Eric Mangini Apologizes for Role in New England Patriots' Spygate Scandal

Brendan O'HareContributor ISeptember 13, 2011

CLEVELAND - NOVEMBER 07:  Head coach Eric Mangini of the Cleveland Browns shakes hands with head coach Bill Belichick of the New England Patriots at Cleveland Browns Stadium on November 7, 2010 in Cleveland, Ohio.  (Photo by Matt Sullivan/Getty Images)
Matt Sullivan/Getty Images

Something fascinating involving potential espionage and a mole came out Monday afternoon, to little fanfare and recognition.

How the Eric Mangini "I May Have Been the NFL's Karl Koecher" story is not bigger news, especially in a society fascinated with the CIA, is beyond me. Stories involving the penetration of shady organizations, and hating Bill Belicheck aren't gaining enough interest.

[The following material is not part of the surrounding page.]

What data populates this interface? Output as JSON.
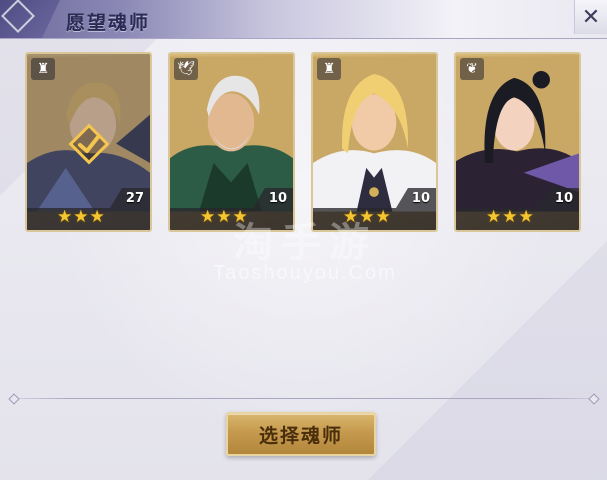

You are telling me that Mangini possibly going to the NFL to tell of a videotaping scandal, while being a previous member of the organization, doesn't draw your attention at least a little bit?

If you are completely confused by my babbling, here is a little background. In September 2007, the New England Patriots were caught videotaping the Jets' sideline during a Giants game. It obviously was not to record whether or not Chad Pennington picks his nose. The NFL somehow found out, and the Patriots were handed a $250,000 fine, Bill Belicheck received a $500,000 fine and they lost a first-round draft pick. The Patriots still managed to go 16-0 in the regular season, despite losing their ability to infiltrate the opposition illegally through KGB tactics.

Eric Mangini's relation to all this, is that he used to be a defensive coordinator under Bill Belicheck. Mangini, who at the time was the head coach of the New York Jets, was widely accused of being the tipster, the mole, the Bubbles, for the NFL. After this occured, every Patriots/Jets game was always held in titillating anticipation, as every Mangini/Belicheck postgame midfield meeting was a cynosure for awkwardness and avoidance. It was phenomenal.

Until now, Mangini had never formerly come out and spoke about his potential involvement in the "SpyGate" scandal. Here is what he said today:

"I wasn't happy (with) the end result. How it could have been different, how different decisions and events could have taken place. I'm not sure how it would have played out differently. I just didn't want it to play out the way it did."

Mangini also said that he "had a lot of regrets." You haven't seen any members of the 2007 (or before) Patriots staff come out and formerly apologize to the organization. If this isn't an admission, I'm not sure what is.

Mangini saying his relationship with Belicheck is a "work in progress" is probably my favorite part of the story, as all that means is Belicheck is luring Mangini into a sense of comfort before he mutilates him like in the end scene of Inglourious Basterds (a scene too violent for Bleacher Report Standards & Content).